Results from the state’s use of HOPE with high-risk offenders over the past 2½ years support Dolan’s sentiment. In Salem Superior Court, for example, 569 drug tests from April through June yielded only 44 positives, for a rate of 7.7 percent. In Worcester, 473 tests from May through Aug. 15 yielded 26 positives, a rate of 5.4 percent.
“It’s stunning, it’s stunning,” said Dolan, who noted similar results in other courts around the state. He called this approach “the way to go.”
“It turns out it’s not the weight of the sanctions, it’s the surety, it’s the proportionality.”
Kleiman, who is studying the efficacy of HOPE, which is based on pioneering research by criminologist David Kennedy, a former senior researcher and case writer at Harvard Kennedy School, agrees.
“The problem with most drug abusers is not that people can’t restrain themselves, it’s that they can’t restrain themselves today for a benefit that’s indefinite and somewhere in the vague future,” he said. “They’re plenty capable of restraining themselves to not be in jail tomorrow night. And once you’ve spent a year or so in your neighborhood not using, you’ve got new habits.
“I think it will be the standard of care 10 years from now.”
Stepped-up testing and the readiness to swiftly execute sanctions come with increased costs and demands on probation staffing and training, Dolan cautions. And it’s not an approach that works for every addict — some need heavier interventions and greater accountability.
But he sees promise for this and other probation actions against the epidemic in new funding in the state court budget for mental health services and more specialty courts, and in the $27 million plan unveiled in June by Gov. Charlie Baker to bolster the state’s capacity to treat heroin and opioid addiction.
“It’s all hinged on our ability to respond immediately,” said Dolan. “That’s all part of our social contract here. That’s what makes it effective: There’s a direct link between [an addict’s] behavior and the system’s response to it and it’s guaranteed.”

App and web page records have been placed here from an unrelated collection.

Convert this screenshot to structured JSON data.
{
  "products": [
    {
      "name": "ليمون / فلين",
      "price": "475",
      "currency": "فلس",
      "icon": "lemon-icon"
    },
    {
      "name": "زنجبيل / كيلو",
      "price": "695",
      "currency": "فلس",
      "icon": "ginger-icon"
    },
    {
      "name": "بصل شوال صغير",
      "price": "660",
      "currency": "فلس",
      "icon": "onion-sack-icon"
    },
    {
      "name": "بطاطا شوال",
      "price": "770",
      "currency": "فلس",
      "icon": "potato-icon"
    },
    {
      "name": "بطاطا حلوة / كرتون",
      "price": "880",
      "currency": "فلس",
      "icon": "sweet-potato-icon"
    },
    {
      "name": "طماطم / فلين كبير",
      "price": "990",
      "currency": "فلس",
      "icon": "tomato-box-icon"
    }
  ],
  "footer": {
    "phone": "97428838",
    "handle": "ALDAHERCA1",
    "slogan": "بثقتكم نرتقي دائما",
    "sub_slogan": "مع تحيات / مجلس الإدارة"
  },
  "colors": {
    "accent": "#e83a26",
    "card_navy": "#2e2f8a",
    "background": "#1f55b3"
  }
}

The third article in the series, on treatment and recovery, will appear next week. The first examined the science of addiction.